[Excerpts from an interface dataset]
○ ○ ○ ○

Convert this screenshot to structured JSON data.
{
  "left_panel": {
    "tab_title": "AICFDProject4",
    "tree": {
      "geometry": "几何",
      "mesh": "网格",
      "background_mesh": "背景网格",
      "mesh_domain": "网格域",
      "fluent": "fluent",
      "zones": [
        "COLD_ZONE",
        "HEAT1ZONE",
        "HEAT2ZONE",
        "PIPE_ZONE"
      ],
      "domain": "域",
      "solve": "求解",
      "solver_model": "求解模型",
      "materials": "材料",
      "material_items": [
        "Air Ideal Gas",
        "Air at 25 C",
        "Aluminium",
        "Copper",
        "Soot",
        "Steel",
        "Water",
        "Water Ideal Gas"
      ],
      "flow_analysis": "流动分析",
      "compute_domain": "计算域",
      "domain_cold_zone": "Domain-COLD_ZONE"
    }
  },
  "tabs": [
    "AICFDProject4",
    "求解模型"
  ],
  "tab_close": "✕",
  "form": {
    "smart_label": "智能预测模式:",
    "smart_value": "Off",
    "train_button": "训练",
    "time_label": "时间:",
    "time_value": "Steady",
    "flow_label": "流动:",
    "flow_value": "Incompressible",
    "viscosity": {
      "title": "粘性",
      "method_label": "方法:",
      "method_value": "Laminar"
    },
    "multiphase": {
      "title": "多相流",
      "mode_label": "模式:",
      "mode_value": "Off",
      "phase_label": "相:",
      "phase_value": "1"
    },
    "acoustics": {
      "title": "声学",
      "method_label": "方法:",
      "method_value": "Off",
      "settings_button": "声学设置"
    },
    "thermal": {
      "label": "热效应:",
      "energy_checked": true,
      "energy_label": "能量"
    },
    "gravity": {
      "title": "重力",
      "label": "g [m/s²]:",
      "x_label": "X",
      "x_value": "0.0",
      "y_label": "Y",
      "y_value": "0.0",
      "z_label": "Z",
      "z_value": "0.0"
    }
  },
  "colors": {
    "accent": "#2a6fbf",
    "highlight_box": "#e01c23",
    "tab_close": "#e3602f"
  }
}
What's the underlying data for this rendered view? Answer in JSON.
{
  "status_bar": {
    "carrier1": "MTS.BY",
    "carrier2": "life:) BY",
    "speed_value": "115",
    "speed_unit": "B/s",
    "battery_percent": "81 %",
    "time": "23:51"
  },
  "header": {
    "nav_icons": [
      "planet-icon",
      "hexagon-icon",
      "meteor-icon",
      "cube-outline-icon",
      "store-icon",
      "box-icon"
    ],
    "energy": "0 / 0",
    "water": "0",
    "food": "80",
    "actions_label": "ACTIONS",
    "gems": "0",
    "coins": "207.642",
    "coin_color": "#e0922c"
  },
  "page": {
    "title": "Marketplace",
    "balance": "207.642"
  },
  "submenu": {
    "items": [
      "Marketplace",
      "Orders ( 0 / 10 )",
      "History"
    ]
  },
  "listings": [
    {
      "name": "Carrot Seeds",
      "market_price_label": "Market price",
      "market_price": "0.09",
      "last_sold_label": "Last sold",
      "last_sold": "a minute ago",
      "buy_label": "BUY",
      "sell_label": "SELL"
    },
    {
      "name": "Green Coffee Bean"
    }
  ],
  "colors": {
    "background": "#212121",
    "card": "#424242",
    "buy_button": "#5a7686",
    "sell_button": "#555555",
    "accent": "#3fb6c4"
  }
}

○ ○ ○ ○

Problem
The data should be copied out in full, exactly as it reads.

Task output
Convert this screenshot to structured JSON data.
{
  "left_panel": {
    "tab_title": "AICFDProject4",
    "tree": {
      "geometry": "几何",
      "mesh": "网格",
      "background_mesh": "背景网格",
      "mesh_domain": "网格域",
      "fluent": "fluent",
      "zones": [
        "COLD_ZONE",
        "HEAT1ZONE",
        "HEAT2ZONE",
        "PIPE_ZONE"
      ],
      "domain": "域",
      "solve": "求解",
      "solver_model": "求解模型",
      "materials": "材料",
      "material_items": [
        "Air Ideal Gas",
        "Air at 25 C",
        "Aluminium",
        "Copper",
        "Soot",
        "Steel",
        "Water",
        "Water Ideal Gas"
      ],
      "flow_analysis": "流动分析",
      "compute_domain": "计算域",
      "domain_cold_zone": "Domain-COLD_ZONE"
    }
  },
  "tabs": [
    "AICFDProject4",
    "求解模型"
  ],
  "tab_close": "✕",
  "form": {
    "smart_label": "智能预测模式:",
    "smart_value": "Off",
    "train_button": "训练",
    "time_label": "时间:",
    "time_value": "Steady",
    "flow_label": "流动:",
    "flow_value": "Incompressible",
    "viscosity": {
      "title": "粘性",
      "method_label": "方法:",
      "method_value": "Laminar"
    },
    "multiphase": {
      "title": "多相流",
      "mode_label": "模式:",
      "mode_value": "Off",
      "phase_label": "相:",
      "phase_value": "1"
    },
    "acoustics": {
      "title": "声学",
      "method_label": "方法:",
      "method_value": "Off",
      "settings_button": "声学设置"
    },
    "thermal": {
      "label": "热效应:",
      "energy_checked": true,
      "energy_label": "能量"
    },
    "gravity": {
      "title": "重力",
      "label": "g [m/s²]:",
      "x_label": "X",
      "x_value": "0.0",
      "y_label": "Y",
      "y_value": "0.0",
      "z_label": "Z",
      "z_value": "0.0"
    }
  },
  "colors": {
    "accent": "#2a6fbf",
    "highlight_box": "#e01c23",
    "tab_close": "#e3602f"
  }
}
What's the underlying data for this rendered view? Answer in JSON.
{
  "status_bar": {
    "carrier1": "MTS.BY",
    "carrier2": "life:) BY",
    "speed_value": "115",
    "speed_unit": "B/s",
    "battery_percent": "81 %",
    "time": "23:51"
  },
  "header": {
    "nav_icons": [
      "planet-icon",
      "hexagon-icon",
      "meteor-icon",
      "cube-outline-icon",
      "store-icon",
      "box-icon"
    ],
    "energy": "0 / 0",
    "water": "0",
    "food": "80",
    "actions_label": "ACTIONS",
    "gems": "0",
    "coins": "207.642",
    "coin_color": "#e0922c"
  },
  "page": {
    "title": "Marketplace",
    "balance": "207.642"
  },
  "submenu": {
    "items": [
      "Marketplace",
      "Orders ( 0 / 10 )",
      "History"
    ]
  },
  "listings": [
    {
      "name": "Carrot Seeds",
      "market_price_label": "Market price",
      "market_price": "0.09",
      "last_sold_label": "Last sold",
      "last_sold": "a minute ago",
      "buy_label": "BUY",
      "sell_label": "SELL"
    },
    {
      "name": "Green Coffee Bean"
    }
  ],
  "colors": {
    "background": "#212121",
    "card": "#424242",
    "buy_button": "#5a7686",
    "sell_button": "#555555",
    "accent": "#3fb6c4"
  }
}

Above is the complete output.